There%26rsquo;s a war going on. Unlike the 20-minute conflicts that characterize other multiplayer games, this is a deathmatch that has taken place between fleets of hundreds in a continuous process that has lasted years. It%26rsquo;s one of the most bitterly contested conflicts imaginable, fought by an international cast of veteran space pilots. An entire galaxy is at stake. As a gamer, you probably even know someone who is caught up in it; as many as 20,000 people have fought in its constant battles. This war is the Great War of EVE Online; the largest virtual conflict ever waged.
This war is being fought right now, between two mighty factions, in the outer reaches of EVE space. On the one side we have the mighty Band of Brothers, elite pilots pumped up with power and success. On the other, we have a grand coalition: the Russian players of EVE Online, focused around the Red Alliance, have joined forces with the comic collection of Something Awful forumites known as the GoonSwarm. Something Awful forumites aren%26rsquo;t just there to play EVE. They%26rsquo;re there to maintain a reputation - as the gaming world%26rsquo;s premier jokers and griefers. They%26rsquo;re the lunatic geniuses behind the floating penises in Second Life, the same group that managed to kill their own faction leader in WoW. They%26rsquo;re not playing EVE to win. They are, as one forumite put it, %26ldquo;in it for the lulz%26rdquo;.
The Russians and the Goons created the RedSwarm Federation, an ultimate alliance of hardcore combat pilots and internet griefers. In the space of a year they would become unstoppable. Two years ago, however, Band of Brothers were in the ascendant. They ruled vast swathes of EVE%26rsquo;s 0.0 space. EVE is set up like a giant doughnut. In the centre is high-security space where players are free to go about their business trading, mining and ratting (killing the game%26rsquo;s AI pirate factions for loot) without too much threat from other players. You can shoot at a friend or an enemy, but the AI security forces (Concord) will almost immediately step in; you won%26rsquo;t last long under a sustained barrage from Concord%26rsquo;s lasers.

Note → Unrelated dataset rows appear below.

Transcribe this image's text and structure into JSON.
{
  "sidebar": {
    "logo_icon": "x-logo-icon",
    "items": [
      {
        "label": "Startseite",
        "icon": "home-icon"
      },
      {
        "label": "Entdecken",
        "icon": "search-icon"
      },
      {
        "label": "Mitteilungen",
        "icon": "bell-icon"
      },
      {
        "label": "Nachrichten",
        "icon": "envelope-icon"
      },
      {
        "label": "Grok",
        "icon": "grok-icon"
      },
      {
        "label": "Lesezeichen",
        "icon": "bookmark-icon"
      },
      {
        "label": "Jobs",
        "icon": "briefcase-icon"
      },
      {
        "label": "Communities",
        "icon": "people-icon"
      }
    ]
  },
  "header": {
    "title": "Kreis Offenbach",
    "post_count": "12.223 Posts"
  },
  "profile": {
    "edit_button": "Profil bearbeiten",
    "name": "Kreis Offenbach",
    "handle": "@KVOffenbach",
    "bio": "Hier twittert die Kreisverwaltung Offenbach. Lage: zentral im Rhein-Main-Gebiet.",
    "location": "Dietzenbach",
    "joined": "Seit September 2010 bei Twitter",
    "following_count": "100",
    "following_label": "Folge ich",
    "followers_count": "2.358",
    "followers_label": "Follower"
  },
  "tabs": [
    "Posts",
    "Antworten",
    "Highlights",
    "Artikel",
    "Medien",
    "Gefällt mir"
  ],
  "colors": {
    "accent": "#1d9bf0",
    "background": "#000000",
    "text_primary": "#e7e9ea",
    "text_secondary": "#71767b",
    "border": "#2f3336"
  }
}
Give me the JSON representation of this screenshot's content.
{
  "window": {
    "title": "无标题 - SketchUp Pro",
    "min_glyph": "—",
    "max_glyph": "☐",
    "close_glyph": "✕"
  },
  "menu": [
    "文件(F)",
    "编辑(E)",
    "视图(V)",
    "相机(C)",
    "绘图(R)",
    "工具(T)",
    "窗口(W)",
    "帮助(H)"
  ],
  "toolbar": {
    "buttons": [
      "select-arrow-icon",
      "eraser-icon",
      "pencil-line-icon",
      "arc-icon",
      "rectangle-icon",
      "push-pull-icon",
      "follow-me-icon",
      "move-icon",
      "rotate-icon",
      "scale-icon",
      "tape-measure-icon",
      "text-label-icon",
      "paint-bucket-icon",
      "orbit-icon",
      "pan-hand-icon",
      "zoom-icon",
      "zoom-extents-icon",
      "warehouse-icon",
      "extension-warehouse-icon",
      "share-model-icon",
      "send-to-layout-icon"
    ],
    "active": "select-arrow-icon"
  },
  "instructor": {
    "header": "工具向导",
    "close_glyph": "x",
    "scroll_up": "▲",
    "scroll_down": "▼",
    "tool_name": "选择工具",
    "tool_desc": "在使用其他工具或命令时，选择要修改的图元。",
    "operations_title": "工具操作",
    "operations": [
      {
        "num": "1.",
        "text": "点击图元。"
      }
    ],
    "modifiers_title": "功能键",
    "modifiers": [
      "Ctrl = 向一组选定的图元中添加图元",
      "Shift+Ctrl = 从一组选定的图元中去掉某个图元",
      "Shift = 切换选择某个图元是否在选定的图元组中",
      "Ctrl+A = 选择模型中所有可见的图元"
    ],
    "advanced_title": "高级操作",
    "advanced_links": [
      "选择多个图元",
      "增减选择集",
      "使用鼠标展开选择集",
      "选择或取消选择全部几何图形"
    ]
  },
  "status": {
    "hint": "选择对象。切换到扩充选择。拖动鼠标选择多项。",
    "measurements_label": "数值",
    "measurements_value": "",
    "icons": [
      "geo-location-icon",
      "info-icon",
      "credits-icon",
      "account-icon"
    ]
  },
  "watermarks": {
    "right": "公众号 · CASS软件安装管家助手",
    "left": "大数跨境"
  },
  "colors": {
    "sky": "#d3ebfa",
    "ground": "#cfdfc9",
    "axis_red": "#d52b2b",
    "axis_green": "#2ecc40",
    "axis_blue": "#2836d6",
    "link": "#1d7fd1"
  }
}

Player combat thus shifts to the outer ring of EVE, the 0.0 space. In 0.0 space, there are no AI police forces, and no chance of salvation if ambushed. Fights are brutal, and to the victor go the spoils. It%26rsquo;s a dangerous place to be: survival demands tactical planning, and many, many friends. Why venture into such a place? Out of the desire to become rich. 0.0 space is full of vast mineral deposits that can be mined and turned into hard cash. And such space can be owned and claimed; vast space stations deployed that project power, serve as home bases to player fleets and act as a refuge and point of defense. 0.0 space is dangerous, sure, but the risk is worth it.